__EXERCISE__. Among the entries that follow, find every line with the word "pour" and copy it.

__INFORMATION SHOWN__.
***

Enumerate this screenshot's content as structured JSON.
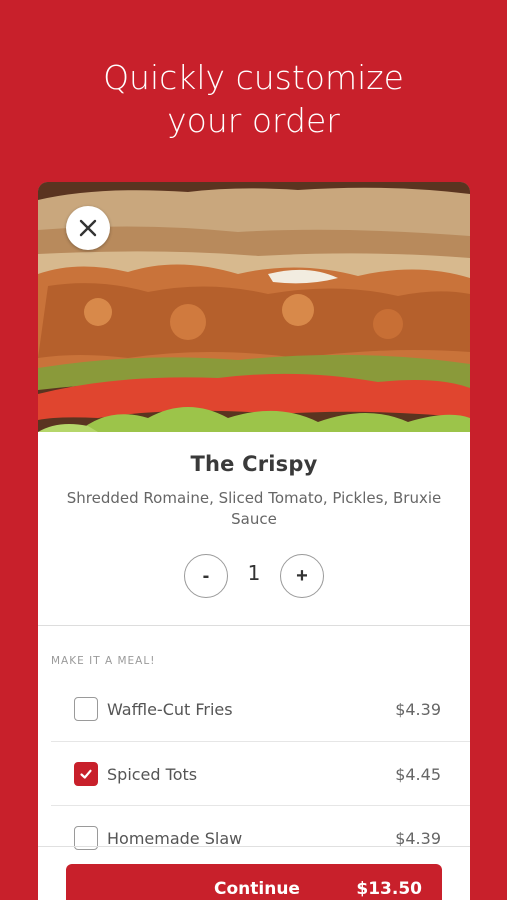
{
  "headline": {
    "line1": "Quickly customize",
    "line2": "your order"
  },
  "item": {
    "name": "The Crispy",
    "description": "Shredded Romaine, Sliced Tomato, Pickles, Bruxie Sauce",
    "quantity": "1",
    "decrease_label": "-",
    "increase_label": "+"
  },
  "meal": {
    "section_label": "MAKE IT A MEAL!",
    "options": [
      {
        "label": "Waffle-Cut Fries",
        "price": "$4.39",
        "checked": false
      },
      {
        "label": "Spiced Tots",
        "price": "$4.45",
        "checked": true
      },
      {
        "label": "Homemade Slaw",
        "price": "$4.39",
        "checked": false
      }
    ]
  },
  "footer": {
    "continue_label": "Continue",
    "total": "$13.50"
  },
  "colors": {
    "brand_red": "#c8202b",
    "text_dark": "#3a3a3a",
    "text_muted": "#666666"
  },
  "icons": {
    "close": "close-icon",
    "check": "check-icon"
  }
}
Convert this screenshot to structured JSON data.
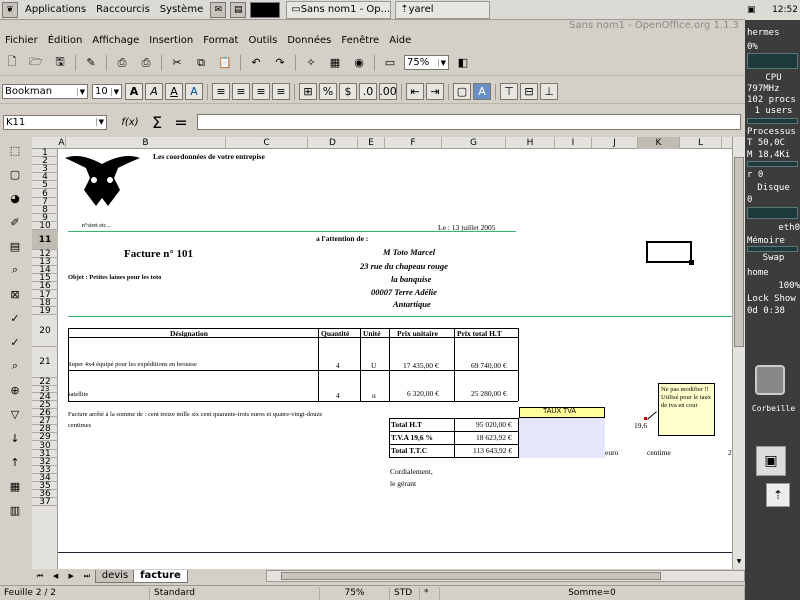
{
  "panel": {
    "menus": [
      "Applications",
      "Raccourcis",
      "Système"
    ],
    "tasks": [
      "Sans nom1 - Op...",
      "yarel"
    ],
    "clock": "12:52"
  },
  "window": {
    "title": "Sans nom1 - OpenOffice.org 1.1.3"
  },
  "menubar": [
    "Fichier",
    "Édition",
    "Affichage",
    "Insertion",
    "Format",
    "Outils",
    "Données",
    "Fenêtre",
    "Aide"
  ],
  "toolbar": {
    "zoom": "75%"
  },
  "format": {
    "font": "Bookman",
    "size": "10"
  },
  "formula": {
    "cellref": "K11",
    "func_label": "f(x)",
    "sigma": "Σ",
    "equals": "=",
    "content": ""
  },
  "columns": [
    "A",
    "B",
    "C",
    "D",
    "E",
    "F",
    "G",
    "H",
    "I",
    "J",
    "K",
    "L"
  ],
  "rows": [
    "1",
    "2",
    "3",
    "4",
    "5",
    "6",
    "7",
    "8",
    "9",
    "10",
    "11",
    "12",
    "13",
    "14",
    "15",
    "16",
    "17",
    "18",
    "19",
    "20",
    "21",
    "22",
    "23",
    "24",
    "25",
    "26",
    "27",
    "28",
    "29",
    "30",
    "31",
    "32",
    "33",
    "34",
    "35",
    "36",
    "37"
  ],
  "sheet": {
    "company": "Les coordonnées de votre entrepise",
    "small": "n°siret etc...",
    "date": "Le : 13 juillet 2005",
    "attention": "a l'attention de :",
    "invoice": "Facture n° 101",
    "client_name": "M Toto Marcel",
    "client_addr1": "23 rue du chapeau rouge",
    "client_addr2": "la banquise",
    "client_addr3": "00007  Terre Adélie",
    "client_addr4": "Antartique",
    "object": "Objet : Petites laines pour les toto",
    "headers": [
      "Désignation",
      "Quantité",
      "Unité",
      "Prix unitaire",
      "Prix total H.T"
    ],
    "items": [
      {
        "desc": "Super 4x4 équipé pour les expéditions en brousse",
        "qty": "4",
        "unit": "U",
        "price": "17 435,00 €",
        "total": "69 740,00 €"
      },
      {
        "desc": "satellite",
        "qty": "4",
        "unit": "u",
        "price": "6 320,00 €",
        "total": "25 280,00 €"
      }
    ],
    "amount_words_1": "Facture arrêté à la somme de :  cent treize mille six cent quarante-trois euros et  quatre-vingt-douze",
    "amount_words_2": "centimes",
    "totals": [
      {
        "label": "Total H.T",
        "value": "95 020,00 €"
      },
      {
        "label": "T.V.A  19,6 %",
        "value": "18 623,92 €"
      },
      {
        "label": "Total T.T.C",
        "value": "113 643,92 €"
      }
    ],
    "tva_header": "TAUX TVA",
    "tva_rate": "19,6",
    "euro": "euro",
    "centime": "centime",
    "l26": "2",
    "sign1": "Cordialement,",
    "sign2": "le gérant",
    "note": "Ne pas modifier !! Utilisé pour le taux de tva en cour"
  },
  "tabs": [
    "devis",
    "facture"
  ],
  "status": {
    "sheet": "Feuille 2 / 2",
    "style": "Standard",
    "zoom": "75%",
    "mode": "STD",
    "flag": "*",
    "sum": "Somme=0"
  },
  "side": {
    "host": "hermes",
    "cpu_pct": "0%",
    "cpu_label": "CPU",
    "cpu_mhz": "797MHz",
    "procs": "102 procs",
    "users": "1 users",
    "proc_label": "Processus",
    "temp": "T 50,0C",
    "mem": "M 18,4Ki",
    "r0": "r 0",
    "disk": "Disque",
    "d0": "0",
    "eth": "eth0",
    "mem_label": "Mémoire",
    "swap": "Swap",
    "home": "home",
    "home_pct": "100%",
    "lock": "Lock  Show",
    "uptime": "0d  0:38",
    "trash": "Corbeille"
  },
  "colors": {
    "accent_green": "#3cb371",
    "tva_header_bg": "#ffff99",
    "tva_cell_bg": "#e6e6fa",
    "note_bg": "#ffffcc"
  }
}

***

__TASK RESPONSE__.
    "object": "Objet : Petites laines pour les toto",
        "desc": "Super 4x4 équipé pour les expéditions en brousse",
    "note": "Ne pas modifier !! Utilisé pour le taux de tva en cour"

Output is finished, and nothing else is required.